At the same time as feeding them, you need to ensure that your baby hamster has access to water as well. Ensure that the water bottle is lower down so that the baby can actually reach it. Don’t use a bowl for the water as your tiny baby could drown or be unable to get out of the water bowl.
Don’t feed them any hamster treats yet. This is because their digestive system is still delicate which means that they should be sticking to ordinary pellets.
How to make your baby hamster comfortable
It’s important to keep your baby hamster comfortable during this time. They are extremely vulnerable, even more so without their mother. This means that you need to help them the best you can. Taking care of baby hamsters without their mother is difficult, but you can do it.
Baby hamsters cannot regulate their own temperature. This means that it is vital that you do it for them. The best temperature for them is around 70-80F and you can do this by removing drafts from the room and keeping the room at that constant temperature. Failing this, you can use a heating pad to ensure that they are at the optimal temperature. If you don’t do this, they will die. Hamsters already have problems if the temperature gets too hot or cold, this is even more of a problem for babies as they are born without fur.
You can also use bedding to keep them warm. Just put some on top of them to ensure that they keep at a good temperature. Don’t completely cover them though.
Make sure that the cage is clean and spacious. Remove all extra levels to discourage climbing and ensure that the ground substrate is made up of non-allergic materials. You can check out our guides for hamster bedding and cage cleaning as well, these will help you. When it comes to bedding, ensure that it is in small pieces. The mother usually does this, so you have to!
Make sure that your baby hamsters have absolutely no contact with any other animal. This includes other humans if they are present in the household. This is because of the extreme stress that baby hamsters may go through due to them not having their mother around. Other animals, such as dogs and cats, can scare the hamsters which could result in them getting ill. An ill baby hamster without their mother is likely to sadly die.
Make sure to also separate the boys and the girls after around a month. This is to stop mating as you don’t want even more baby hamsters! After that, you should try to separate them from eachother. This is because hamsters can be territorial and this instinct will begin to kick-in at around about this time.
After feeding your baby hamster, you need to stimulate the babies to go to the toilet.
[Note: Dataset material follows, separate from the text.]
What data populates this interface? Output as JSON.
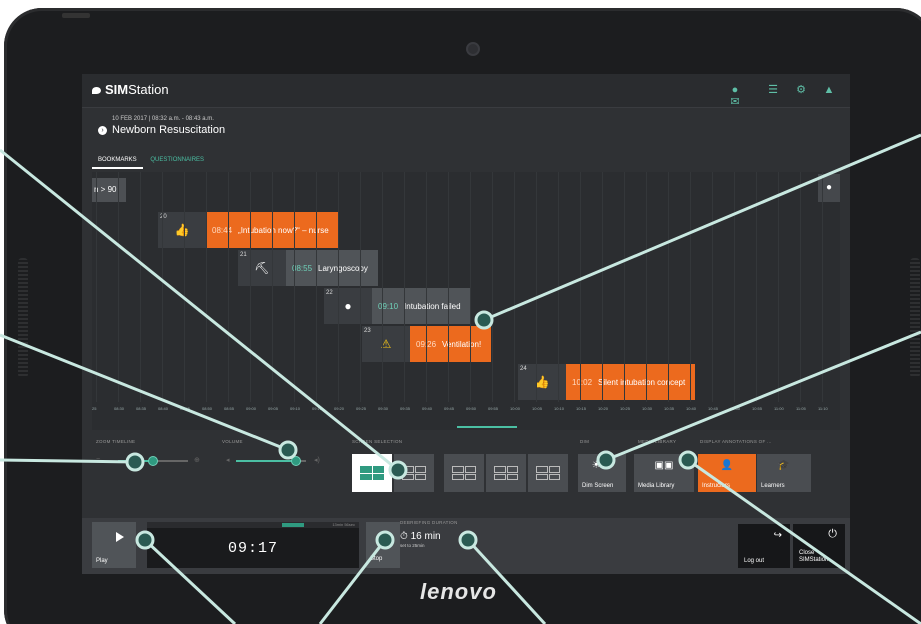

This is normally something that the mother would do which means that you must take her place. If you don’t do this then the babies are likely to die. Softly rub the baby’s genitals and anus with a warm and wet cloth.
Chances of Survival
Let me be frank, the chances of survival for many of these hamsters is slim. Hamsters simply need their mothers and we can’t always be an effective surrogate mother for them. Don’t blame yourself if many of them die. Create a small grave and remember them as you would any other hamster. In the end, you gave them the best chance they had at life. You couldn’t do anything more than you did. The fact that you took the effort to research and read guides, as well as actually put them into action, shows that you tried your best.
It can be a sad task, looking after baby hamsters. It can also be a rewarding task though. The task of taking care of baby hamsters without their mother is monumental. If the baby hamster survives then they are likely to be very attached to you as their surrogate mother. This means that you can have even happier times together. The chance of survival is still slim but it certainly isn’t zero. If you follow this guide, and other guides out there, then you might stand a chance.
Have you ever looked after a baby hamster? Anything that I can add to this guide? Let me know in the comments.